Stored entries

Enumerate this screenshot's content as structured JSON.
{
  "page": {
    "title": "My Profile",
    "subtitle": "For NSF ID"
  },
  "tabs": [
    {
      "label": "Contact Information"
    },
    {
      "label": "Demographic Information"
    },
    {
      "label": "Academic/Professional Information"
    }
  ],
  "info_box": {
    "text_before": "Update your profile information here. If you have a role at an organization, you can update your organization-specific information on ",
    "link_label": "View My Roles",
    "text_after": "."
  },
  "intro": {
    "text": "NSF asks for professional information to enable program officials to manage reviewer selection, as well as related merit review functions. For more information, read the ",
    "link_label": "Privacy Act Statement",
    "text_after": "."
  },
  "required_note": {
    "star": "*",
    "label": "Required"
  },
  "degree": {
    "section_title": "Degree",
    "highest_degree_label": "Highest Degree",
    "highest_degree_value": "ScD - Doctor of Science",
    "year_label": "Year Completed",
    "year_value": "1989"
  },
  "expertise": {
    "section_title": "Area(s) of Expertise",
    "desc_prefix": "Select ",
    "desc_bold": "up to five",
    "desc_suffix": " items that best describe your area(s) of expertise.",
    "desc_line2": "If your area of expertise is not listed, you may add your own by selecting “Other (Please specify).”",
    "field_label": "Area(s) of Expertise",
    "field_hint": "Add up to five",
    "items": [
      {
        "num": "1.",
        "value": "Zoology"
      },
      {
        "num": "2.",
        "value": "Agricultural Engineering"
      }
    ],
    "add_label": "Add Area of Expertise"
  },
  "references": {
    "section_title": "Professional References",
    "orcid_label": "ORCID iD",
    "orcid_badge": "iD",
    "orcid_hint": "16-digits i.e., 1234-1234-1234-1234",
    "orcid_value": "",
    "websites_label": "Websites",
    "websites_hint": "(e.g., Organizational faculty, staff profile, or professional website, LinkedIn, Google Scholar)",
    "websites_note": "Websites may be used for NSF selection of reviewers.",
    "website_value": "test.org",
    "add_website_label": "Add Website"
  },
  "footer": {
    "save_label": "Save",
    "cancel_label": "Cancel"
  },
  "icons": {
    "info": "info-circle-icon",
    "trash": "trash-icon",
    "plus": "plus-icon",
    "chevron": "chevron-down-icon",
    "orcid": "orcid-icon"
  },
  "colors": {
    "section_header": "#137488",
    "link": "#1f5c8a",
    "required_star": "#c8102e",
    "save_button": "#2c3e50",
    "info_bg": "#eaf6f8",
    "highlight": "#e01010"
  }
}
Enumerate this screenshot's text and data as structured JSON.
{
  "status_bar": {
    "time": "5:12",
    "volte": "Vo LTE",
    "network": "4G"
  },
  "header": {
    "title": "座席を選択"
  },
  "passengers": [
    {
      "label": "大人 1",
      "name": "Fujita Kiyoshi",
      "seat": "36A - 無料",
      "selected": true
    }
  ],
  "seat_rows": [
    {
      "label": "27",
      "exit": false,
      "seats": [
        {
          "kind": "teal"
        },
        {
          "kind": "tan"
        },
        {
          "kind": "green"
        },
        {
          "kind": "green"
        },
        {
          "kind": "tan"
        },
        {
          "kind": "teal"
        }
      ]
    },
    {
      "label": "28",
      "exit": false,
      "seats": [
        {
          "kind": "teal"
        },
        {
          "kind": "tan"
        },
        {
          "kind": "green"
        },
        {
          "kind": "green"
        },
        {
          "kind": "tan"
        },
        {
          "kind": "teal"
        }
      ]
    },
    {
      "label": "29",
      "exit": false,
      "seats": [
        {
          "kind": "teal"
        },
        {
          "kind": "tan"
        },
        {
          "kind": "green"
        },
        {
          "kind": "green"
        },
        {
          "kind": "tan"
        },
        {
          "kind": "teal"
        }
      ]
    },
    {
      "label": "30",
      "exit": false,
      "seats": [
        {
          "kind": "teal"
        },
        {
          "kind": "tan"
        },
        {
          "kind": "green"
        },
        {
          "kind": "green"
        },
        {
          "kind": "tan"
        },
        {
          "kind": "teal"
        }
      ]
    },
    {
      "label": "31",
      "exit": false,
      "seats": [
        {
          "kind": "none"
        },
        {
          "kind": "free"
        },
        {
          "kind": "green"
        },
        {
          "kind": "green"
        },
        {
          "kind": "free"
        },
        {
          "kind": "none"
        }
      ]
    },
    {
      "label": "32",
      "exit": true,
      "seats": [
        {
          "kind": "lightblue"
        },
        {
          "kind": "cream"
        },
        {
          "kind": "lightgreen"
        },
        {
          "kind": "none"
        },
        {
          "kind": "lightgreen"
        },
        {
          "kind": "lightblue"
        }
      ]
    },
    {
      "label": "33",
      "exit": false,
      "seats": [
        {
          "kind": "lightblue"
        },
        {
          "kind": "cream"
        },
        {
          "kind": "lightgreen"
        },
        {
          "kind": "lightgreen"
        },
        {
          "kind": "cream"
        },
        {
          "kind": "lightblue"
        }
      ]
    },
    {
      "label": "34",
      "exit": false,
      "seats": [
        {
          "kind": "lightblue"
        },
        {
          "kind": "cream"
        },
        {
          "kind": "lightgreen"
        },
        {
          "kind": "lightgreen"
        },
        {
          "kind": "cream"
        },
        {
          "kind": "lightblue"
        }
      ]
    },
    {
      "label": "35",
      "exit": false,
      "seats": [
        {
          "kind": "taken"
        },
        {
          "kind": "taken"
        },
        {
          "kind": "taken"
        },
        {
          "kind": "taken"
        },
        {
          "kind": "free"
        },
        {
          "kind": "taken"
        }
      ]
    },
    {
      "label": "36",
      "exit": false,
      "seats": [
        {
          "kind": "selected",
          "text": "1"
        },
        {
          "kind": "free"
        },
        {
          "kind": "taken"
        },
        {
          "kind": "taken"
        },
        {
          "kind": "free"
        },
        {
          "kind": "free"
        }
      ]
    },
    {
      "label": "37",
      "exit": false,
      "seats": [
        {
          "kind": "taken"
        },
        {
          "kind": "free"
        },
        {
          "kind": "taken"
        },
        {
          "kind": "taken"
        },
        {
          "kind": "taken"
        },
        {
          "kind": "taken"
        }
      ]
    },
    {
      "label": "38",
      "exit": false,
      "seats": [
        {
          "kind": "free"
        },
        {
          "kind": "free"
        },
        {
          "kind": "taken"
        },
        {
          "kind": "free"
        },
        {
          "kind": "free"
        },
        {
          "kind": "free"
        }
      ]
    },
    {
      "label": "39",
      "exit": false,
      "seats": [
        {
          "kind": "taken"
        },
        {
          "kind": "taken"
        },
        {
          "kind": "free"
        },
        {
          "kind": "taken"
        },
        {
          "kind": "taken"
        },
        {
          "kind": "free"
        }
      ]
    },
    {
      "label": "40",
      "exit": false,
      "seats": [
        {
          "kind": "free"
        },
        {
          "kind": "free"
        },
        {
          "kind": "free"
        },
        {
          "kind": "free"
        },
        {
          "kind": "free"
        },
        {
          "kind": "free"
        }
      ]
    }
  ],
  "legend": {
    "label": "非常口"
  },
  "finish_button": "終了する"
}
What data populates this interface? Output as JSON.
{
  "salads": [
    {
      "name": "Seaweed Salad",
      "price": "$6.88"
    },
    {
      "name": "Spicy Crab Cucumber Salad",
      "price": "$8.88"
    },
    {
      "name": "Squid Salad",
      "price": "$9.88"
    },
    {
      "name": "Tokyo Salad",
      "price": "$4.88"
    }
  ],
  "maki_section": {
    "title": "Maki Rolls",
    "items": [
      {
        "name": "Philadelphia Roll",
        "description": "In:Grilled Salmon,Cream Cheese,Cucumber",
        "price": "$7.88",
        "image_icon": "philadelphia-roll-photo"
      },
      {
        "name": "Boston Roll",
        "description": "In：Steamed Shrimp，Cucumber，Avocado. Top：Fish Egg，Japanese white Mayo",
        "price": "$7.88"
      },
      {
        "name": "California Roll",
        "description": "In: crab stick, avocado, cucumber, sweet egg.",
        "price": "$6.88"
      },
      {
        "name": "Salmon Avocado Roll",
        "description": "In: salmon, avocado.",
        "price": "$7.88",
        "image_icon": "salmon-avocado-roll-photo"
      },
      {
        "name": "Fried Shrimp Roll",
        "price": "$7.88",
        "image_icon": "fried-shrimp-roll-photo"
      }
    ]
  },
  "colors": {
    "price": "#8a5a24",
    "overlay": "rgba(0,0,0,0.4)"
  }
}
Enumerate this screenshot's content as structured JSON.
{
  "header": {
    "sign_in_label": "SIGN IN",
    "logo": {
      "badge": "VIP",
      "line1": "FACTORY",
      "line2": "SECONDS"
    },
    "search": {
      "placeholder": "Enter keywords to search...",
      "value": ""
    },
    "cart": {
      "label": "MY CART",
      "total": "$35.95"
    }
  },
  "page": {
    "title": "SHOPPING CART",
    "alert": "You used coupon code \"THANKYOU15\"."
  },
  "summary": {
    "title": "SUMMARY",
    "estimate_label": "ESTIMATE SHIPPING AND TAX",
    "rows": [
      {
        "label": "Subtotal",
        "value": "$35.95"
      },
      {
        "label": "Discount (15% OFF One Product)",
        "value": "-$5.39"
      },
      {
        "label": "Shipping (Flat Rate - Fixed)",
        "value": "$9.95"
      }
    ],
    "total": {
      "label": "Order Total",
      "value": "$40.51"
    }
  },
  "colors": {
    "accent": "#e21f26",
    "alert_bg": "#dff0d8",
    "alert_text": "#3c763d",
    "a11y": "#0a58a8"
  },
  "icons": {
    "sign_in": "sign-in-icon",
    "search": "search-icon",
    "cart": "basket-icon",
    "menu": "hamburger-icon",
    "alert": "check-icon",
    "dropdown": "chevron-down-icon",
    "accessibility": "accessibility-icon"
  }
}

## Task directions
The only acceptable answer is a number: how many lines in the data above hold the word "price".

## Result of this task
10